As of Tuesday, April 10, 2012
© Copyright 2013
Gwinnett Daily Post
Live Oak Elementary students board a school bus at the end of a school day. Dougherty County School System Director of Finance and Operations Robert Lloyd said the system is operating at normal occupancy capacities overall in its elementary, middle and high schools, and the system is working on removing portable classrooms as soon as possible.
ATLANTA (AP) — Rising fuel costs and shrinking budgets have led many Georgia school systems to reduce school bus service, including the number of stops.
School bus stops are farther apart in districts where service has been cut, such as Cobb and Gwinnett counties. That means more students are walking before daybreak and to busier roads to catch one of the 15,000 buses rolling across Georgia each weekday.
Officials say the state is picking up a much smaller share of school transportation costs.

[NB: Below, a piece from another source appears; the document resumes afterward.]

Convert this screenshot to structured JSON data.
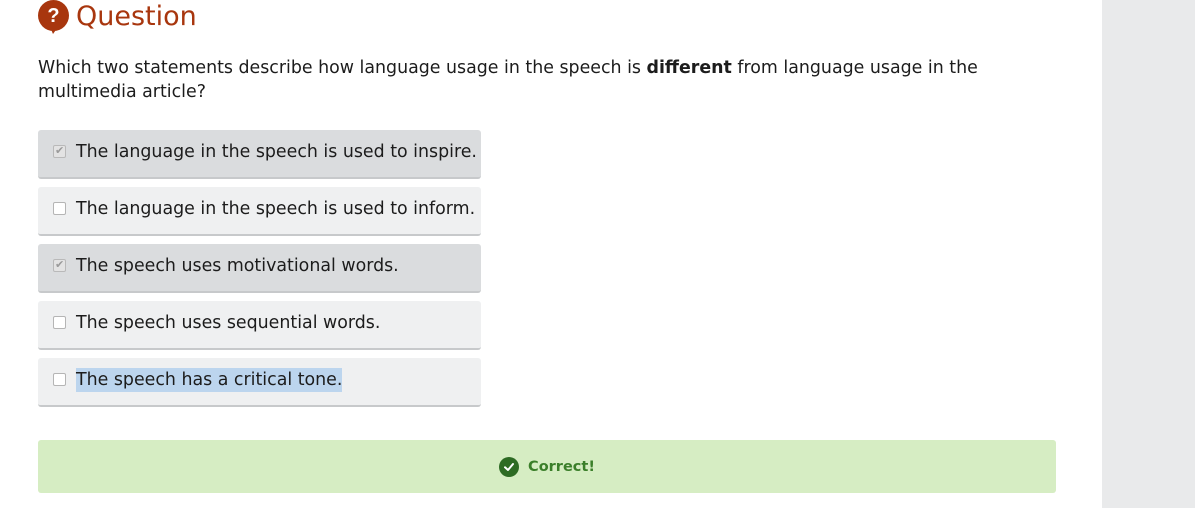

Jorge Quintana, a Gwinnett County school system spokesman, says high school students who live within 1.5 miles of school now have to walk to a major thoroughfare to catch the bus, rather than have it wind through residential streets and closer to their doorsteps.